» **DATA SUPPLIED**:
BEGIN
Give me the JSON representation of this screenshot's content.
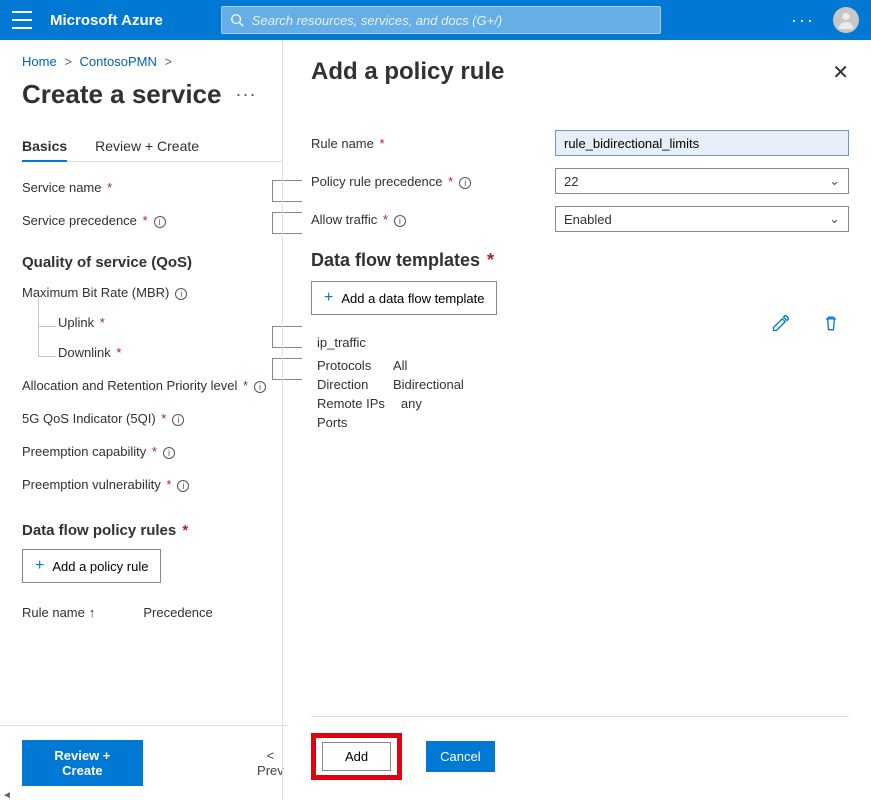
{
  "topbar": {
    "brand": "Microsoft Azure",
    "search_placeholder": "Search resources, services, and docs (G+/)"
  },
  "breadcrumb": {
    "home": "Home",
    "second": "ContosoPMN"
  },
  "page": {
    "title": "Create a service",
    "tabs": {
      "basics": "Basics",
      "review": "Review + Create"
    }
  },
  "left_form": {
    "service_name": "Service name",
    "service_precedence": "Service precedence",
    "qos_heading": "Quality of service (QoS)",
    "mbr": "Maximum Bit Rate (MBR)",
    "uplink": "Uplink",
    "downlink": "Downlink",
    "arp": "Allocation and Retention Priority level",
    "fiveqi": "5G QoS Indicator (5QI)",
    "preempt_cap": "Preemption capability",
    "preempt_vul": "Preemption vulnerability",
    "rules_heading": "Data flow policy rules",
    "add_policy_rule": "Add a policy rule",
    "col_rulename": "Rule name",
    "col_precedence": "Precedence",
    "review_btn": "Review + Create",
    "prev_btn": "< Prev"
  },
  "panel": {
    "title": "Add a policy rule",
    "rule_name_label": "Rule name",
    "rule_name_value": "rule_bidirectional_limits",
    "precedence_label": "Policy rule precedence",
    "precedence_value": "22",
    "allow_label": "Allow traffic",
    "allow_value": "Enabled",
    "dft_heading": "Data flow templates",
    "add_dft": "Add a data flow template",
    "template": {
      "name": "ip_traffic",
      "protocols_k": "Protocols",
      "protocols_v": "All",
      "direction_k": "Direction",
      "direction_v": "Bidirectional",
      "remote_k": "Remote IPs",
      "remote_v": "any",
      "ports_k": "Ports",
      "ports_v": ""
    },
    "add_btn": "Add",
    "cancel_btn": "Cancel"
  }
}
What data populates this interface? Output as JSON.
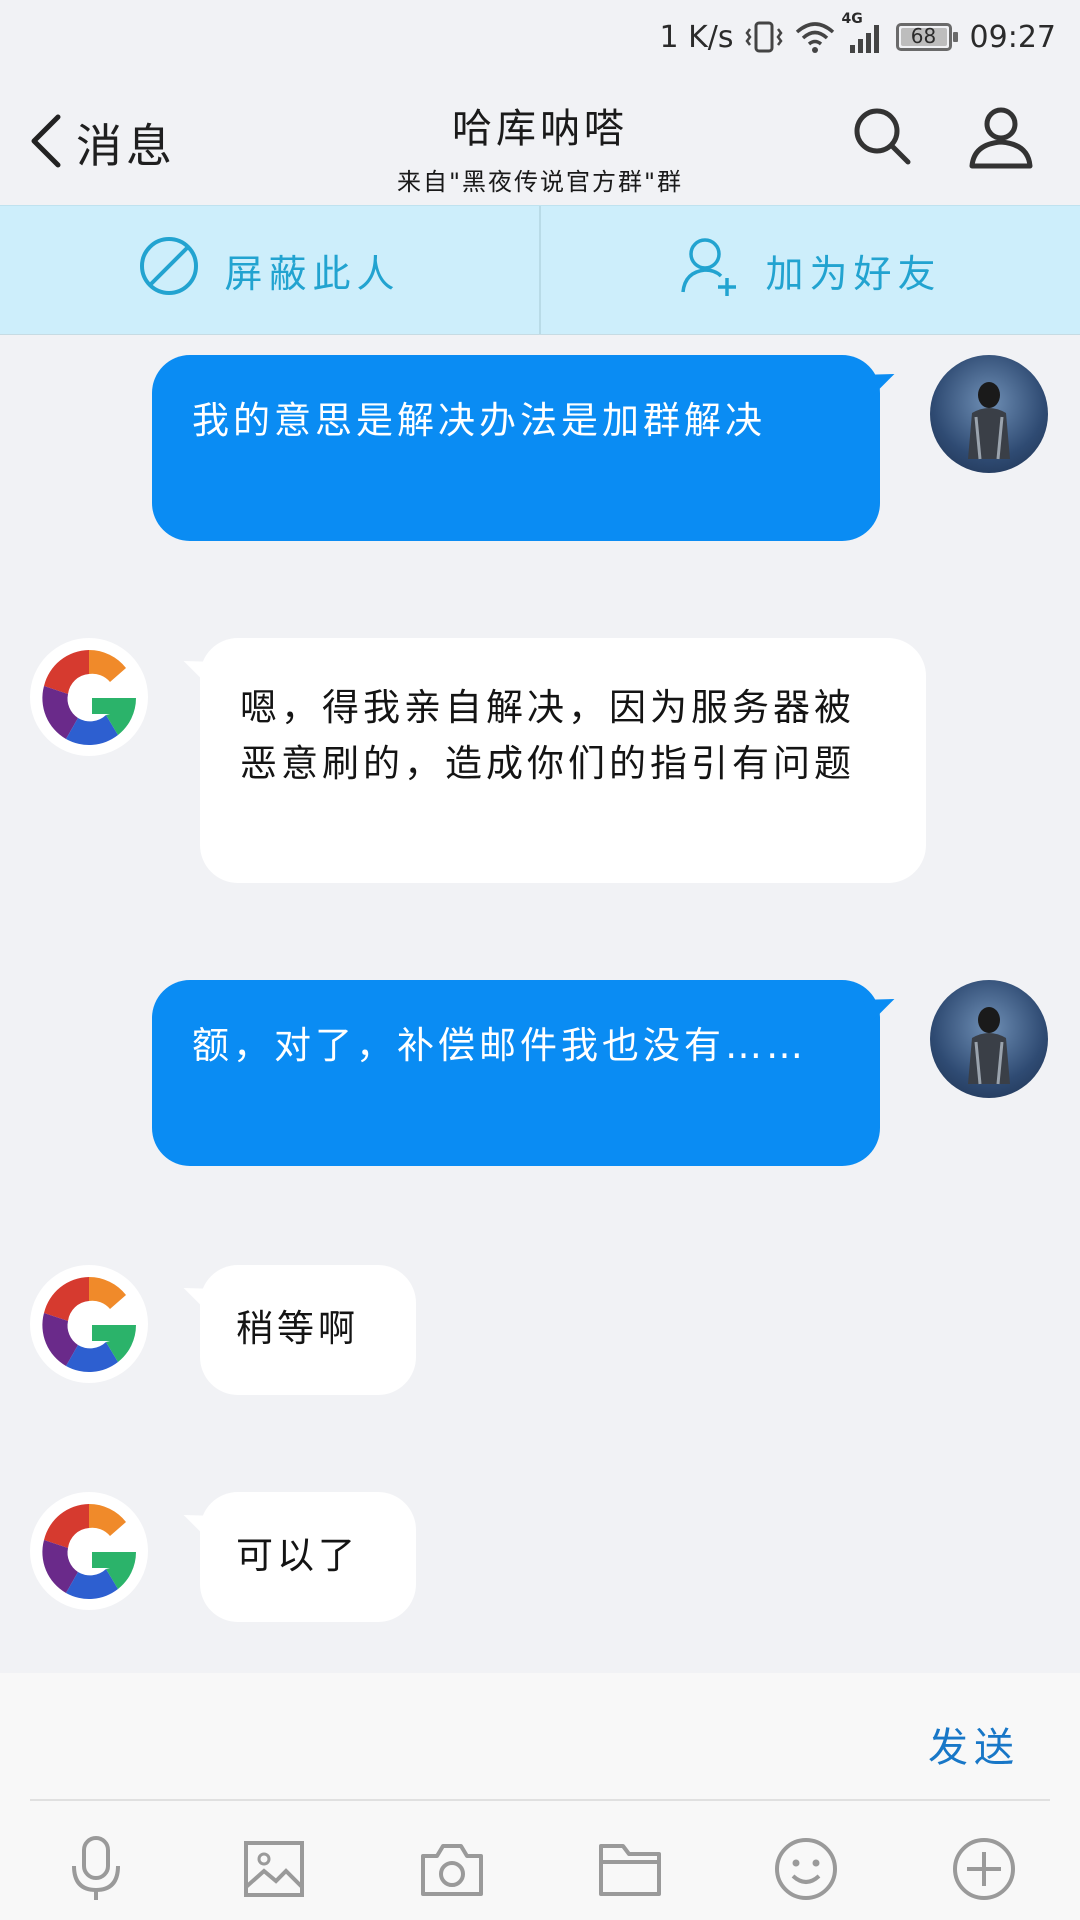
{
  "status_bar": {
    "speed": "1 K/s",
    "network": "4G",
    "battery": "68",
    "time": "09:27"
  },
  "header": {
    "back_label": "消息",
    "title": "哈库呐嗒",
    "subtitle": "来自\"黑夜传说官方群\"群"
  },
  "actions": {
    "block_label": "屏蔽此人",
    "add_friend_label": "加为好友"
  },
  "messages": [
    {
      "side": "right",
      "text": "我的意思是解决办法是加群解决"
    },
    {
      "side": "left",
      "text": "嗯，得我亲自解决，因为服务器被恶意刷的，造成你们的指引有问题"
    },
    {
      "side": "right",
      "text": "额，对了，补偿邮件我也没有……"
    },
    {
      "side": "left",
      "text": "稍等啊"
    },
    {
      "side": "left",
      "text": "可以了"
    }
  ],
  "composer": {
    "value": "",
    "placeholder": "",
    "send_label": "发送"
  },
  "toolbar_icons": [
    "mic-icon",
    "image-icon",
    "camera-icon",
    "folder-icon",
    "emoji-icon",
    "plus-icon"
  ],
  "colors": {
    "accent_blue": "#0a8cf3",
    "action_bar_bg": "#cdeefb",
    "action_text": "#22a3d0",
    "send": "#1877c7",
    "background": "#f1f2f5"
  }
}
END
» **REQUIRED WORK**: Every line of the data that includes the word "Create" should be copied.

» **FINAL ANSWER**:
    "title": "Create a service",
      "review": "Review + Create"
    "review_btn": "Review + Create",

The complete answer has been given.